• Napoleon with raspberry chiboust, puff pastry and lychee sorbet.

Expect this place to be mobbed during the Olympics. Not only is the food familiar to Western and other world travelers. It’s also being served by Daniel Boulud, whom everyone will assume wouldn’t touch any of the questionable food items known to flow through China’s lightly regulated food procurement channels.

A key component of Maison Boulud’s clientele this month: Olympic officials and athletes. Many of them, including the U.S. delegation, chose to stay outside of the official Olympic Village and will be looking for something safe and tasty, in that order, to eat. Olympic delegations from many nations opted for this strategy after learning they would not be allowed to bring their own food into the Olympic Village.

It’s not that these delegates worry that the Olympic Village food contractor, U.S. catering giant Aramark, wouldn’t do a good job. Aramark is a highly experienced and competent contractor at Olympic-scale events. But the company will be limited to using only goods from 38 designated suppliers within China as it cranks out as many as 100,000 meals a day.

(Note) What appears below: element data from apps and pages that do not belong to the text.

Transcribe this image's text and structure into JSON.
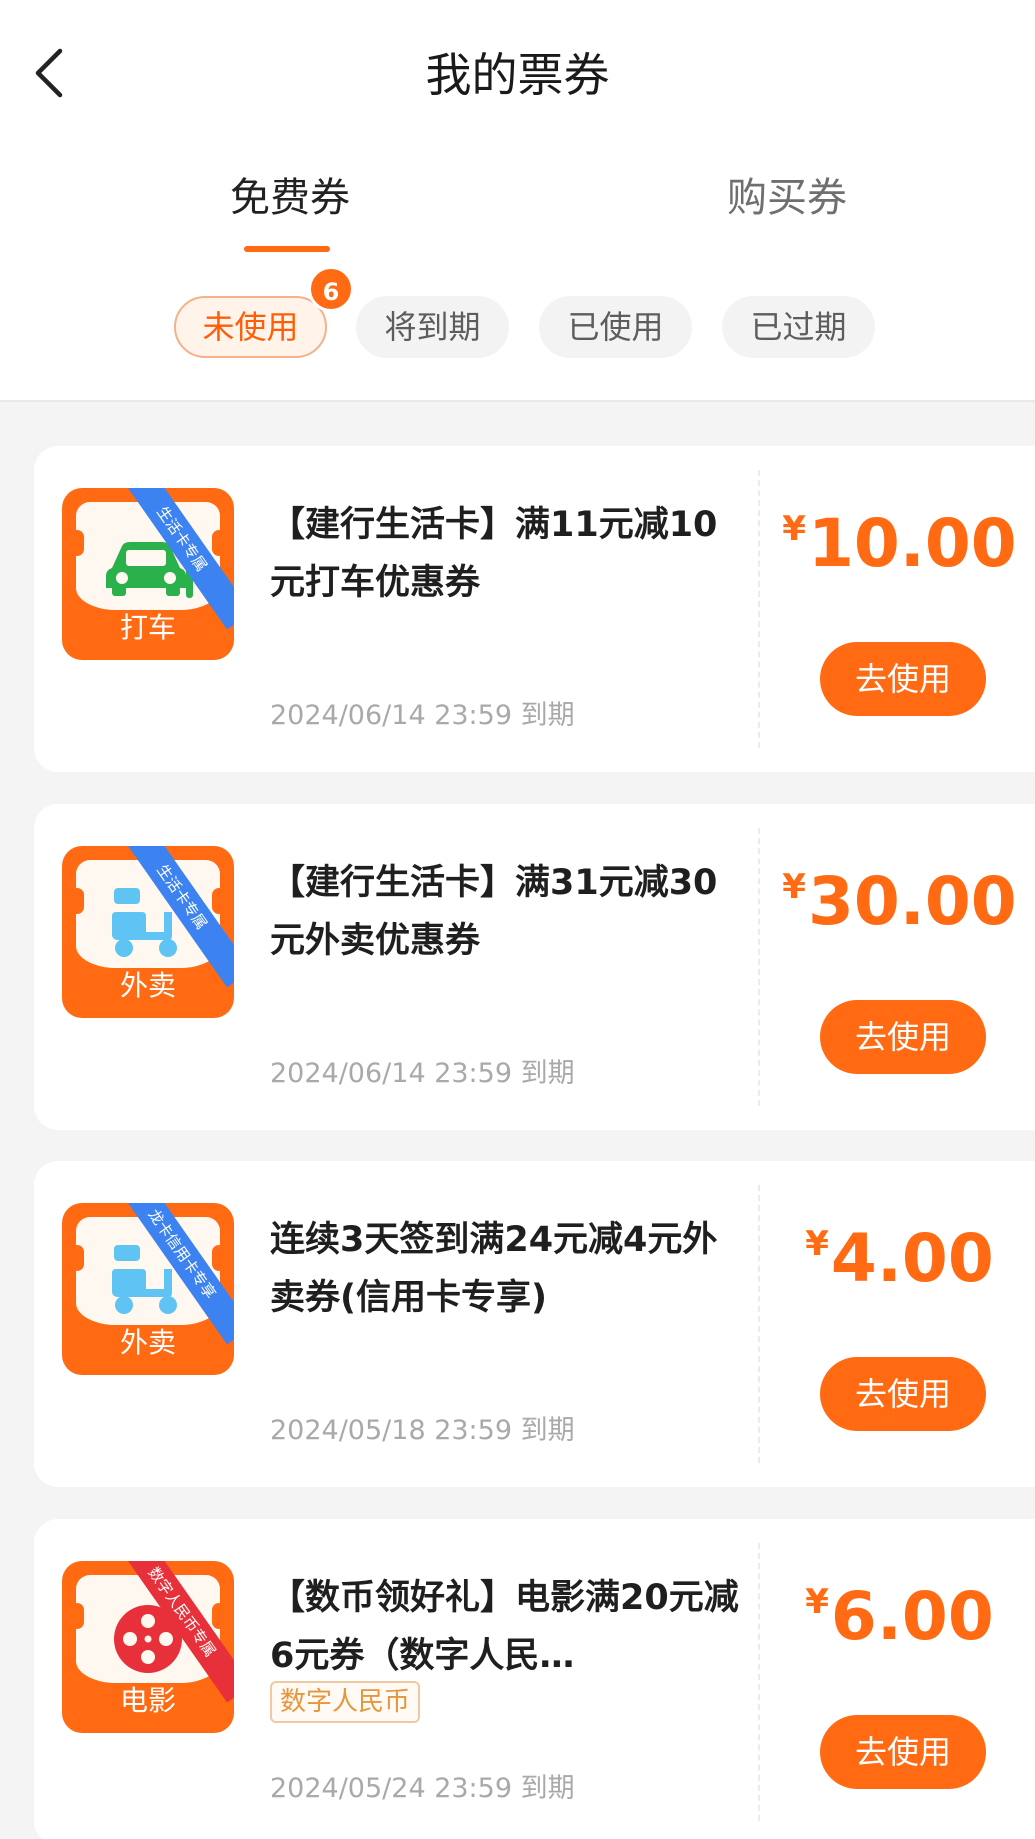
{
  "header": {
    "title": "我的票券",
    "back_icon": "chevron-left-icon"
  },
  "tabs": [
    {
      "label": "免费券",
      "active": true
    },
    {
      "label": "购买券",
      "active": false
    }
  ],
  "filters": [
    {
      "label": "未使用",
      "active": true,
      "badge": "6"
    },
    {
      "label": "将到期",
      "active": false
    },
    {
      "label": "已使用",
      "active": false
    },
    {
      "label": "已过期",
      "active": false
    }
  ],
  "colors": {
    "accent": "#ff6a13",
    "ribbon_blue": "#3c82f0",
    "ribbon_red": "#e8303a",
    "taxi_green": "#2bb14c",
    "scooter_blue": "#5fc4f4"
  },
  "coupons": [
    {
      "icon": "taxi-icon",
      "icon_label": "打车",
      "ribbon": "生活卡专属",
      "title": "【建行生活卡】满11元减10元打车优惠券",
      "expiry": "2024/06/14 23:59 到期",
      "currency": "¥",
      "amount": "10.00",
      "button": "去使用"
    },
    {
      "icon": "scooter-icon",
      "icon_label": "外卖",
      "ribbon": "生活卡专属",
      "title": "【建行生活卡】满31元减30元外卖优惠券",
      "expiry": "2024/06/14 23:59 到期",
      "currency": "¥",
      "amount": "30.00",
      "button": "去使用"
    },
    {
      "icon": "scooter-icon",
      "icon_label": "外卖",
      "ribbon": "龙卡信用卡专享",
      "title": "连续3天签到满24元减4元外卖券(信用卡专享)",
      "expiry": "2024/05/18 23:59 到期",
      "currency": "¥",
      "amount": "4.00",
      "button": "去使用"
    },
    {
      "icon": "film-reel-icon",
      "icon_label": "电影",
      "ribbon": "数字人民币专属",
      "title": "【数币领好礼】电影满20元减6元券（数字人民…",
      "tag": "数字人民币",
      "expiry": "2024/05/24 23:59 到期",
      "currency": "¥",
      "amount": "6.00",
      "button": "去使用"
    }
  ]
}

Rather, the concern is that tainted food sourced through Chinese distribution channels would sicken some athletes or, significantly worse, cause them to test positive for antibiotics or other banned drugs.

The Olympics is a once-in-a-lifetime opportunity for these athletes, and they don’t want to blow it by consuming drug-laced food. Especially when they have the extremely pleasurable option of sidestepping the problem entirely by chowing down at Maison Boulud.